These surveys focus on two abundant shorebird species, Western Sandpiper (Calidris mauri) and Dunlin (Calidris alpina), and are conducted at a large mudflat on Roberts Bank, Delta, British Columbia, approximately 35 km south of Vancouver. These survey counts began in 1991 and are conducted annually during the northern migration period (April and May). Species-specific counts are derived from total flock counts multiplied by an estimate of percentage composition of the two species. The Brunswick Point study site (49°03′ N, 123°09′ W) extends over the southern third of Roberts Bank, and encompasses a large mudflat (tidal range = 0 – 3.8 m) separated from agricultural fields by a dike. Vegetation in the near shore sections of the mudflat is composed mostly of saltmarsh and bushes. Sediments in the mudflat range from soft mud to sand, and portions of the lower intertidal zone are covered with eelgrass (Zostera marina and Z. japonica). A causeway supporting a major port facility separates the mudflat from the remainder of Roberts Bank, and the dike is used for recreational purposes. Total flock counts. The number of total flock counts conducted annually varied from seven to 15 counts from 1991 to 1998. Beginning in 1999, counts were conducted either daily or every other day during spring migration for an annual replicate of 17 32 counts. The migration period began on 15 April each year and continued until lesser than 1000 birds were observed or until 15 May, whichever came first. This timing was chosen to overlap with the major pulse of Western Sandpiper migration and also captured peak Dunlin numbers. Daily timing of surveys depended on the tide cycle; the start of surveys ranged between 05:45 and 19:00 hr. Counts were conducted at a tide height of 3.5 m, based on tidal predictions at Point Atkinson, British Columbia.

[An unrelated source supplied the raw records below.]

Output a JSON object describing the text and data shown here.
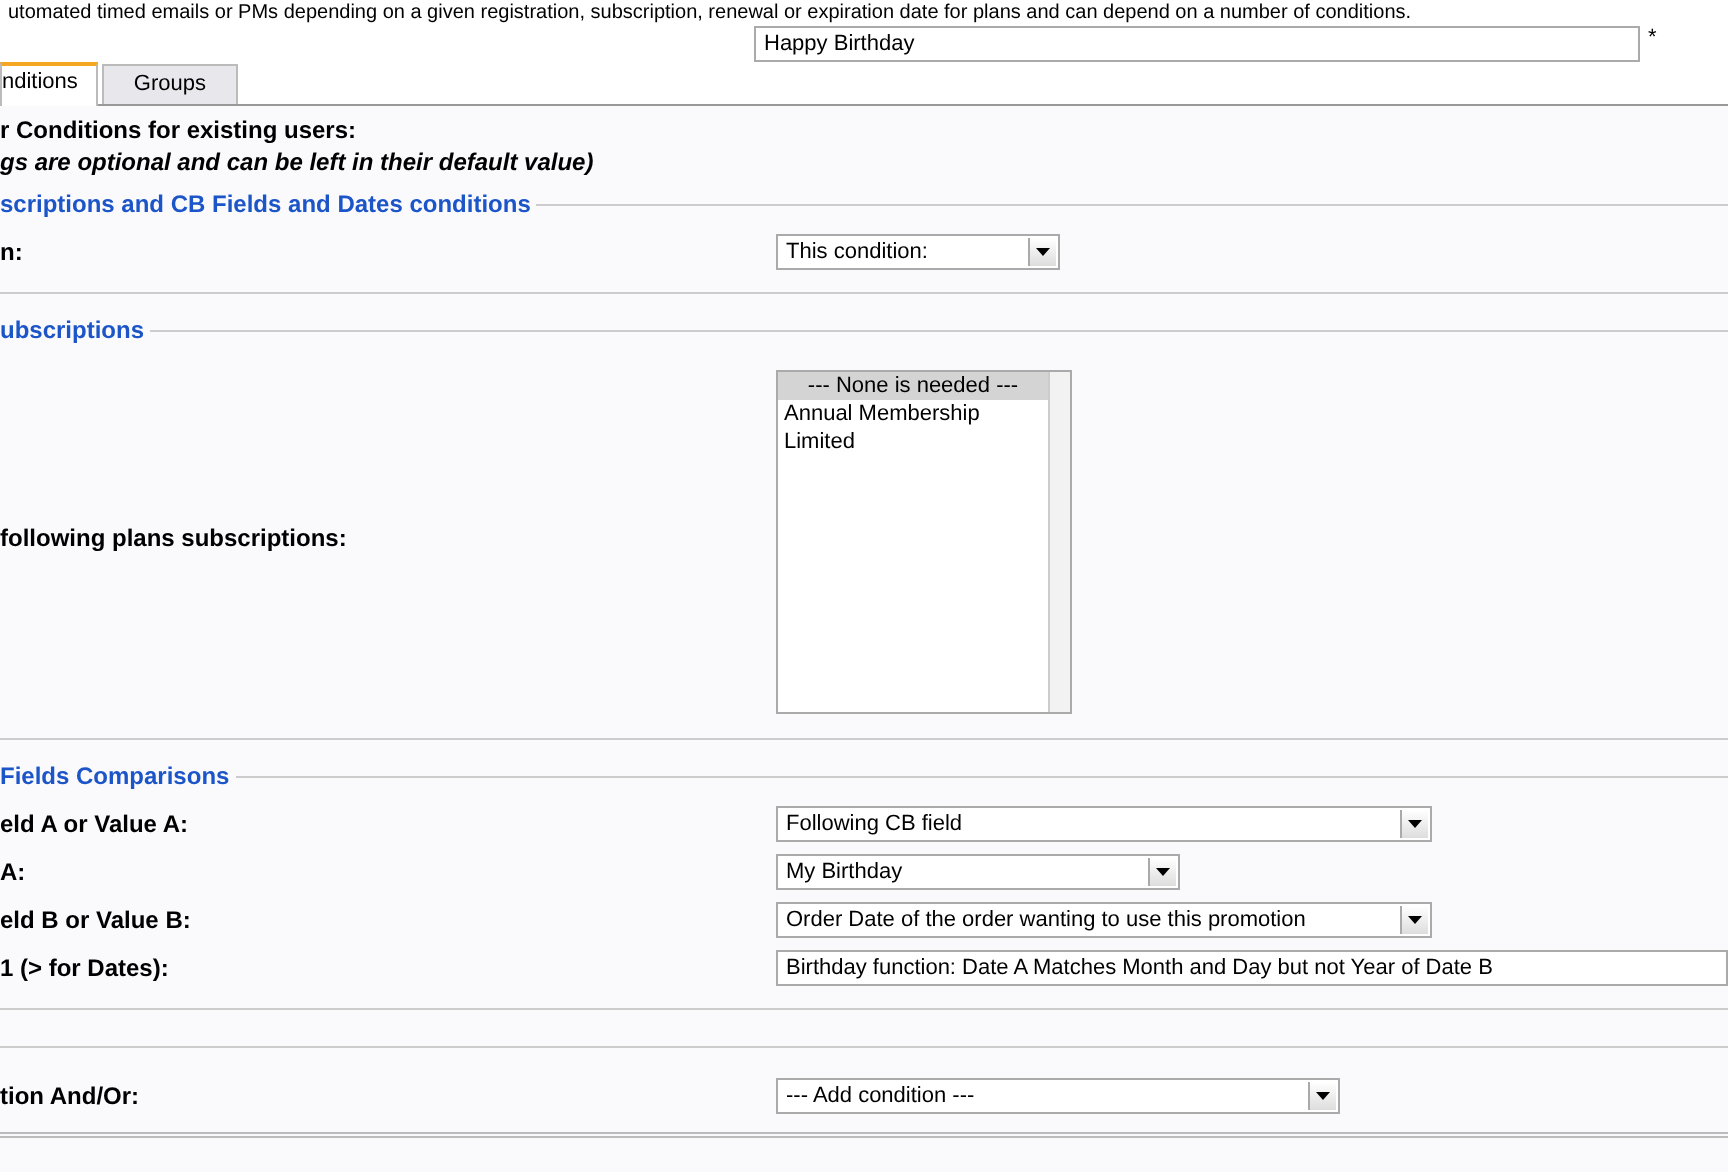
{
  "description": "utomated timed emails or PMs depending on a given registration, subscription, renewal or expiration date for plans and can depend on a number of conditions.",
  "name_field": {
    "value": "Happy Birthday",
    "required_mark": "*"
  },
  "tabs": [
    {
      "label": "nditions",
      "selected": true
    },
    {
      "label": "Groups",
      "selected": false
    }
  ],
  "heading": "r Conditions for existing users:",
  "note": "gs are optional and can be left in their default value)",
  "sections": [
    {
      "legend": "scriptions and CB Fields and Dates conditions",
      "rows": [
        {
          "label": "n:",
          "kind": "dropdown",
          "value": "This condition:"
        }
      ]
    },
    {
      "legend": "ubscriptions",
      "rows": [
        {
          "label": "following plans subscriptions:",
          "kind": "listbox",
          "options": [
            {
              "label": "--- None is needed ---",
              "selected": true
            },
            {
              "label": "Annual Membership",
              "selected": false
            },
            {
              "label": "Limited",
              "selected": false
            }
          ]
        }
      ]
    },
    {
      "legend": "Fields Comparisons",
      "rows": [
        {
          "label": "eld A or Value A:",
          "kind": "dropdown",
          "value": "Following CB field"
        },
        {
          "label": "A:",
          "kind": "dropdown",
          "value": "My Birthday"
        },
        {
          "label": "eld B or Value B:",
          "kind": "dropdown",
          "value": "Order Date of the order wanting to use this promotion"
        },
        {
          "label": "1 (> for Dates):",
          "kind": "text",
          "value": "Birthday function: Date A Matches Month and Day but not Year of Date B"
        }
      ]
    },
    {
      "rows": [
        {
          "label": "tion And/Or:",
          "kind": "dropdown",
          "value": "--- Add condition ---"
        }
      ]
    }
  ]
}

This tide height ensured birds were close to shore, with sufficient mudflat exposed to present good feeding opportunities for shorebirds. Occasionally maximum daily tide heights did not reach 3.5 m, and counts on these days were conducted during the actual maximum tide heights. Counts began at the southern end of the Brunswick Point dike where it meets the Roberts Bank Superport causeway. All birds visible on the mudflat were counted from a vehicle along a series of stops on the dike, for a total length of ~2.5 km. Birds were counted through a spotting scope mounted on the vehicle window, primarily for distant flocks, and through binoculars to count birds near the vehicle. Flocks were counted by an initial assessment of flock density, and then by counting blocks incrementally in 50s, 100s, 500s, or 1000s, according to flock size, in each successive field of view across a scan of the entire flock. In 1992, the number of birds in large flocks was estimated by multiplying the number of square metres of mudflat covered by the flock by the average number of sandpipers in several 1-m2 plots estimated by eye (Butler 1994). Species composition: Only total flock counts were conducted prior to 1997, as deriving species-specific counts was complicated by the intermixing of Western Sandpipers and Dunlin in the large flocks. Species-specific counts are calculated as a product of total flock counts and percentage composition of different species. From 1997 onwards, relative species composition (ratio of Western Sandpipers to Dunlins) was estimated during supplementary counts as birds settled on the mudflats before or after the main shorebird counts described above. Numbers of Western Sandpipers and Dunlins were individually tallied along visually estimated 1 m wide strips that ran perpendicular from the dike to the water’s edge, and included both open mudflat and shallow water. Tallies of all strip counts were summed and the species proportion for that day was calculated as the number of each species counted divided by the total number of birds.
This line outlines the basic survey route included in the survey counts. This route is the best access to areas that can be surveyed from shore.